Anaklia, located in Zugdidi municipality of western Georgia is a relatively recently founded Black Sea resort, with its beach covered in yellow sand. Several high class hotels have already been built there, but one can easily find private guest houses as well. Anaklia has already hosted several summer events, and this year is no exception: GEM Fest (Georgian Electronic Music Festival) will take place there, starting on July 31 and ending on August 7.

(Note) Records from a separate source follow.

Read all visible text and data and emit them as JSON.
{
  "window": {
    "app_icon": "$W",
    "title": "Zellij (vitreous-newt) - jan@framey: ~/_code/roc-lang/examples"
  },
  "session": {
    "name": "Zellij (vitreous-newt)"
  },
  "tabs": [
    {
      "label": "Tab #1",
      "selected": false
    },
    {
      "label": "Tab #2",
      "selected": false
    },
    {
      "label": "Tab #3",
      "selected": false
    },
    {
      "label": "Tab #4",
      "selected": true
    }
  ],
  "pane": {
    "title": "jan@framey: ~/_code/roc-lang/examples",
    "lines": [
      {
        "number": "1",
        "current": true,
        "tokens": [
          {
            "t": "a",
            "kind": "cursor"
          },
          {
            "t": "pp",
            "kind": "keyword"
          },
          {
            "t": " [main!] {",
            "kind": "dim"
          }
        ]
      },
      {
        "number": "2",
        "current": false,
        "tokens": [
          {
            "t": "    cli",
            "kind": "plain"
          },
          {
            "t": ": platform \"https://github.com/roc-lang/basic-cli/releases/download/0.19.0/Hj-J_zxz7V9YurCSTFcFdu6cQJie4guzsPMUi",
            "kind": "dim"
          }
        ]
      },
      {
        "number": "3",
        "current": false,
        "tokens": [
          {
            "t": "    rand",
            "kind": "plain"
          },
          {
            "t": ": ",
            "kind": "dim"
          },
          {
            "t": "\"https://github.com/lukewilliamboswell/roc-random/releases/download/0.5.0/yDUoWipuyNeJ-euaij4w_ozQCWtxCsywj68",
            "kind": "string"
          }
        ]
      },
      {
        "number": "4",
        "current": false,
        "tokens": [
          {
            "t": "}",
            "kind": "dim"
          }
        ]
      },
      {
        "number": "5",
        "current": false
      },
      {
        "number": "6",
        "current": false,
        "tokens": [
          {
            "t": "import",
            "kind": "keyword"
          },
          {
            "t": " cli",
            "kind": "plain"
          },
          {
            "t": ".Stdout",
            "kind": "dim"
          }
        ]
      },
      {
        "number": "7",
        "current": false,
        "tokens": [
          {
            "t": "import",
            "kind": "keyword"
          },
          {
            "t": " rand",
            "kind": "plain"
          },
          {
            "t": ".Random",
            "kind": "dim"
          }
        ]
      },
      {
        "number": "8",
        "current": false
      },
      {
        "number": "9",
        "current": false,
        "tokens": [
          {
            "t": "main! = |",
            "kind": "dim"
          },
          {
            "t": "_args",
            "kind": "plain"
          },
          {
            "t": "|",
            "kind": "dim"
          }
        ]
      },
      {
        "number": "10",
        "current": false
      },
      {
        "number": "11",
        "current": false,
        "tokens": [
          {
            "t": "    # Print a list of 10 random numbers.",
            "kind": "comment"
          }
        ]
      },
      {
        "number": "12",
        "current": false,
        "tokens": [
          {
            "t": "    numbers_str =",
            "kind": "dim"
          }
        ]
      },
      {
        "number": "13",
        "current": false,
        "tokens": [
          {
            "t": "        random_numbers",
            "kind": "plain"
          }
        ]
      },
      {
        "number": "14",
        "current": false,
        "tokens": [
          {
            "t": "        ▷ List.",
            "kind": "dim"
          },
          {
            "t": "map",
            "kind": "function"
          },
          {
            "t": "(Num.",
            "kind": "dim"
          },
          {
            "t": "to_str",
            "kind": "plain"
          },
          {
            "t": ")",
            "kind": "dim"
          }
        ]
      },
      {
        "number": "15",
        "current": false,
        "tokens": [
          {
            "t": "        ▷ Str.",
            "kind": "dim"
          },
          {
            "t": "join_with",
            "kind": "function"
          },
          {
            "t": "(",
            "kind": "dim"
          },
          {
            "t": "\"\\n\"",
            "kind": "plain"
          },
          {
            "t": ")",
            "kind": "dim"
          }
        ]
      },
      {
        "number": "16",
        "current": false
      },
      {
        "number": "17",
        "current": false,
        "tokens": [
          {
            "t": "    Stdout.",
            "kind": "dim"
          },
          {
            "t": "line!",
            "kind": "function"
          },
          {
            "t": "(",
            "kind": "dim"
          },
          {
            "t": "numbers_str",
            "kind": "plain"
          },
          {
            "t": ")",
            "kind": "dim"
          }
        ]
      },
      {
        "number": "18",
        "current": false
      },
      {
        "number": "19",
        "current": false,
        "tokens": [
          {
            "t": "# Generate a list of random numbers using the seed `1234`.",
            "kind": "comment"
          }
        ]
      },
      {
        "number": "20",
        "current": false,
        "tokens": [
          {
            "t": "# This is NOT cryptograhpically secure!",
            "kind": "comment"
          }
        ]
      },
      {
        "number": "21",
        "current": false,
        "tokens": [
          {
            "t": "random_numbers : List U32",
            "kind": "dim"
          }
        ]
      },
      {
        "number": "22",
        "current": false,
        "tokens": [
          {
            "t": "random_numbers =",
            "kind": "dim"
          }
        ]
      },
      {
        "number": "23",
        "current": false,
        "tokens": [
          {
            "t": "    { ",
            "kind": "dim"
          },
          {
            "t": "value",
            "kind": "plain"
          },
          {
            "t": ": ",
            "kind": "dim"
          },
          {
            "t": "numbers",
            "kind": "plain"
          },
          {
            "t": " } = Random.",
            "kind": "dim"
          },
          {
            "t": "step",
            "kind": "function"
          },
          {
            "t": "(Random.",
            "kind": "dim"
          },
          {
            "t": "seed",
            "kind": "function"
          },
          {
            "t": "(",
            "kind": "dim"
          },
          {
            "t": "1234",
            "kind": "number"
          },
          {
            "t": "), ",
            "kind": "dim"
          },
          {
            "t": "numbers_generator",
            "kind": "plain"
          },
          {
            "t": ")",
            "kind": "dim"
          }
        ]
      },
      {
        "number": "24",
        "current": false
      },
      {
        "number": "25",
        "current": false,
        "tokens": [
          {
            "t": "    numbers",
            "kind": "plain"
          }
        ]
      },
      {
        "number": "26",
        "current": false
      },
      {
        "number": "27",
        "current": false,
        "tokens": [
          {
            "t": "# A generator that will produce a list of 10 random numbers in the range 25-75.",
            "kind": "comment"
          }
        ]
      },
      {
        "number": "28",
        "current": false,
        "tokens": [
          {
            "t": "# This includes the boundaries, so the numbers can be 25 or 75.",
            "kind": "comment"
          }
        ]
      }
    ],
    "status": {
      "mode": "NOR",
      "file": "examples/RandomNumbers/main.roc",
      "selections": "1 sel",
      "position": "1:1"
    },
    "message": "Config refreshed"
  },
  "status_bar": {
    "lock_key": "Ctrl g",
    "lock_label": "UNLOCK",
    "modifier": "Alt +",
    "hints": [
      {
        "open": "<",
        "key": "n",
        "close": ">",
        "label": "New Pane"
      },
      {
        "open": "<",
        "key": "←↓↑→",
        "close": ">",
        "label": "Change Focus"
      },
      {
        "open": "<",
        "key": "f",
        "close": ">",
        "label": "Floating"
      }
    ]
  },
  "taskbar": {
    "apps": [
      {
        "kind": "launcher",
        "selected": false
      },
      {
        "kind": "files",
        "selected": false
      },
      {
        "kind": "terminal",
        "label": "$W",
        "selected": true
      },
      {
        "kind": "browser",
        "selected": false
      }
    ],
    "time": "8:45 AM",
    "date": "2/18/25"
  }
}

Grigoleti village in Georgia’s Guria region is another noteworthy Black Sea resort. The area is covered with perennial pines, while the beach represents magnetic sand that is notable for its spa features and is good for strengthening bones and joints. If you want to spend your vacation with your family in a calm and healthy environment, then this resort is for you.
Mtsvane Kontskhi (Green Cape) is another extremely beautiful and famous resort in western Georgia. The resort is located nine kilometers away from Batumi, the capital of Adjara region . Its green slopes are home to an amazing botanical garden that annually hosts thousands of tourists. Green Cape is ideal not only for sunbathing and swimming, but for diving as well. The resort offers various hotels, comfortable guest houses, restaurants with delicious food and café-bars.
Now describe winter resorts:
Gudauri – is located just 90 minutes drive from the capital. is popular for its quality infrastructure and variety of ski runs.
Mestia – the brand new ski destination in Georgia is one of the most challenging and beautiful in Europe. Here the ski-lifts begin at 1,800 meters and the destination is easily accessible by a magnificent 30 minute flight through the mountains.
Bakuriani – originally developed as an Olympic training facility its cross-country trails attract expert, as well as beginner level skiers. Today Bakuriani is very popular among family vacationers.
It’s important to note that Gudauri and Bakuriani resorts were recently equipped with artificial snow making machines, which guarantee a perfect slope every time.